Some features of Celtic Spirituality
- Love of nature and a passion for the wild and elemental
as a reminder of God's gift.
- Love and respect for art and poetry.
- Love and respect for the great stories and higher learning.
- Sense of God and the saints as a continuing, personal, helpful presence.
- Theologically orthodox, yet with heavy emphasis on the Trinity, and a love and respect for Miriam of Nazareth, the person of Jesus of Nazareth,
known as the Christ, and liturgy.
- Thin boundaries between the sacred and the secular.
- Unique Church structure: there were originally no towns, just nomadic settlements, hence the church was more monastic rather than diocesan,
resulting in quite independent rules and liturgies.
- Ireland was very isolated; it was hard to impose outside central Roman authority.
- Influenced much by middle-eastern and Coptic monasticism.
- Monasteries were often huge theocratic villages often associated with a clan with the same kinship ties, along with slaves, freemen, celibate monks, married clergy, professed lay people, men and women living side by side.
- While some monasteries were in isolated places, many more were at the crossroads of provincial territories.
- Women had more equal footing in ancient Irish law, thus had more equal say in church governance.

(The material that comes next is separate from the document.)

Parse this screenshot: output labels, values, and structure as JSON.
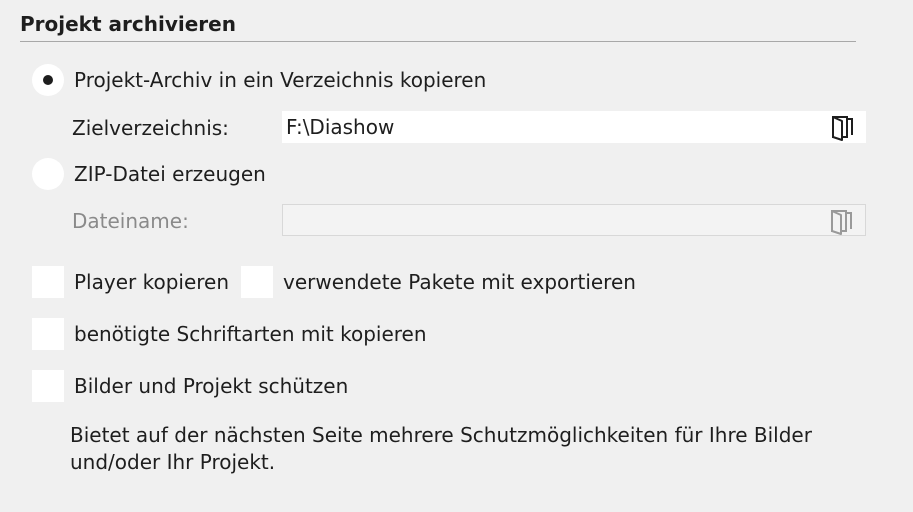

- Developed the idea of having a "soul friend" (anamchara) to help in spiritual direction.
- Invented personal confession.
- Oral word-based culture; most of the people were illiterate but had great memorization skills.
They loved to hear great stories.
- A sense of closeness and immanence between the natural and supernatural.
- A mandate for hospitality.
- Emphasis on family and kinship ties.